Still another—and perhaps the foremost—source of Pursued's power is Walsh himself or, more precisely, his ongoing processing of his own traumatic childhood experience. As Moss has perceptively put it: "Walsh's connection to the material … goes even deeper. The film's overriding concern is loss and grief, natural territory for Walsh, who in one way or another was drawn to these subjects and found his way back to them time and again. That Jeb loses his home is not lost on Walsh, who in the deepest sense lost his home when he was young." Jeb's search, then, reflects Walsh's own, and, we might assume, Jeb's story resonated with the director in a primal, profound way. In turn, we might also assume, Walsh turned that intense feeling into intensely felt art.


max fraley said...

PURSUED... A major insight into one of my favorite western films remembered from my youth. As an adolescent I thought it was far removed from the standard A and B level movies I was used to viewing in the theaters. It stayed with me whereas many faded with time. As the years advanced I fell head over heels for the onslaught of nourish cinema treats sent out to my small midwestern town cinema, but the western connection was not unveiled until many years later. This excerpt from David Meuel's book - THE NOIR WESTERN pretty much signs, seals and delivers a copy to my library. If the examination of other titles in Meuel's writing is similar in quality then I am about to own a treasure. I just hope my aspirations for similar classic movie dissections are done with COLORADO TERRITORY, BLOOD ON THE MOON, MY DARLING CLEMENTINE, THE MAN WHO SHOT LIBERTY VALENCE, etc.
Raoul Walsh earned it.

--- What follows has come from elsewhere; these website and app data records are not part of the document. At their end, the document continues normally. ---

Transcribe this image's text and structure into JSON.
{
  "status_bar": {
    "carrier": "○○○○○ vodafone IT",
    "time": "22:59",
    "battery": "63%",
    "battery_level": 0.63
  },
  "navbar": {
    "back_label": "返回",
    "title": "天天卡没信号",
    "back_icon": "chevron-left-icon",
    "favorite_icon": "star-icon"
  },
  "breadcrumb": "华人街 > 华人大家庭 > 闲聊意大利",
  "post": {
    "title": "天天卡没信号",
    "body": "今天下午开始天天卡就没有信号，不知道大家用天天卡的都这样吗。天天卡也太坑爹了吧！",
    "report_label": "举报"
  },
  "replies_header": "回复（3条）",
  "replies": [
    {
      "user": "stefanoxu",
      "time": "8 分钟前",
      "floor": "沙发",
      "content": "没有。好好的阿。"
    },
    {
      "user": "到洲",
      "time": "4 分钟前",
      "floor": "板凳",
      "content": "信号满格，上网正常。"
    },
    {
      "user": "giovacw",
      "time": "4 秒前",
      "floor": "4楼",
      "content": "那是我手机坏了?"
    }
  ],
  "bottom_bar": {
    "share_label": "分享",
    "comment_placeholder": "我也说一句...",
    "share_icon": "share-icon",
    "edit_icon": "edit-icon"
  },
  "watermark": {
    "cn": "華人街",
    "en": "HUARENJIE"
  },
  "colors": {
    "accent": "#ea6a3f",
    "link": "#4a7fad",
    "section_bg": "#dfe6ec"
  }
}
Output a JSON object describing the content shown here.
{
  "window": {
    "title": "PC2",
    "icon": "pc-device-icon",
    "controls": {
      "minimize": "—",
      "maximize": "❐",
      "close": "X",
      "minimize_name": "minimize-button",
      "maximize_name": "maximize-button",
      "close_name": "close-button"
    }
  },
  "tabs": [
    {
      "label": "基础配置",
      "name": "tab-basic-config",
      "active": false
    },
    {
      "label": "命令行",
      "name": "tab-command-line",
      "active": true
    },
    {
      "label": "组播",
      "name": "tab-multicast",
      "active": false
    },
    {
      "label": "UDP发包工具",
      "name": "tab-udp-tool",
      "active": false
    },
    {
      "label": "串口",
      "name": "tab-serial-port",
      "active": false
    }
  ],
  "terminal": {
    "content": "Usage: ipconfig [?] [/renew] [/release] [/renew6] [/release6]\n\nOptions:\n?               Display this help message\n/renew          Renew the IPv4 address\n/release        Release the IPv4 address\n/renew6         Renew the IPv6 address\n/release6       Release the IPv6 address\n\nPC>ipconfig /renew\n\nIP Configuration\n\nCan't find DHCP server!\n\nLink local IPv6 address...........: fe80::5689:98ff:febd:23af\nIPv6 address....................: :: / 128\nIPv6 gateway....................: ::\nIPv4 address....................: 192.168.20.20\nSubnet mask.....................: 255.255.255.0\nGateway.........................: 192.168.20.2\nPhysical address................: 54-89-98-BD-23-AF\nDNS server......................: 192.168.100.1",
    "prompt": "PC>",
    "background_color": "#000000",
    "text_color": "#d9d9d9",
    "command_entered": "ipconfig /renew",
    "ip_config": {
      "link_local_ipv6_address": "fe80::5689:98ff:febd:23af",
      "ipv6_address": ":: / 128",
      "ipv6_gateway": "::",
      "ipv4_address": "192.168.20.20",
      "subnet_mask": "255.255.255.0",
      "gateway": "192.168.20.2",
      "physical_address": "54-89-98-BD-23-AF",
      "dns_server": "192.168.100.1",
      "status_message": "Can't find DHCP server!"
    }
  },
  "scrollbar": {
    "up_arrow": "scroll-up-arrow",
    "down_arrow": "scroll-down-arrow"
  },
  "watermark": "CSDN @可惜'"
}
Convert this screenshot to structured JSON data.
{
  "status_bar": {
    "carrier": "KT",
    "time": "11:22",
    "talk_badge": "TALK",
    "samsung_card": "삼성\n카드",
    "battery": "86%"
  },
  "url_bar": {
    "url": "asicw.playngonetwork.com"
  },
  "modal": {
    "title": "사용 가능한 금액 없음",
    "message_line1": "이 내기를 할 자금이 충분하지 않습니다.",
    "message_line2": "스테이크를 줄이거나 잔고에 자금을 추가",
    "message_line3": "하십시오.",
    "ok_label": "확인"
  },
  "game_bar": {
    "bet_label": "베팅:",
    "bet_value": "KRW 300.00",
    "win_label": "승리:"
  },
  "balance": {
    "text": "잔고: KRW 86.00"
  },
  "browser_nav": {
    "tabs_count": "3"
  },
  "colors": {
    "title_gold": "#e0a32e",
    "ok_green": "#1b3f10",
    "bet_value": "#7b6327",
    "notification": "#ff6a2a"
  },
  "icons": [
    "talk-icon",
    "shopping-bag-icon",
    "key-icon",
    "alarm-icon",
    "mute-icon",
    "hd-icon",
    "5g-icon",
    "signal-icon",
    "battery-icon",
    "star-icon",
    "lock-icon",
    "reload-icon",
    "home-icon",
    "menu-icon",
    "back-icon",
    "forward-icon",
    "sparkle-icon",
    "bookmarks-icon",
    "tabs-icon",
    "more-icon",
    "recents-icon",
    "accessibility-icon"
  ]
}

Michael Guillen said...

Max, thanks for stopping by to comment. Wishing you your own enjoyment of David's volume on noir westerns.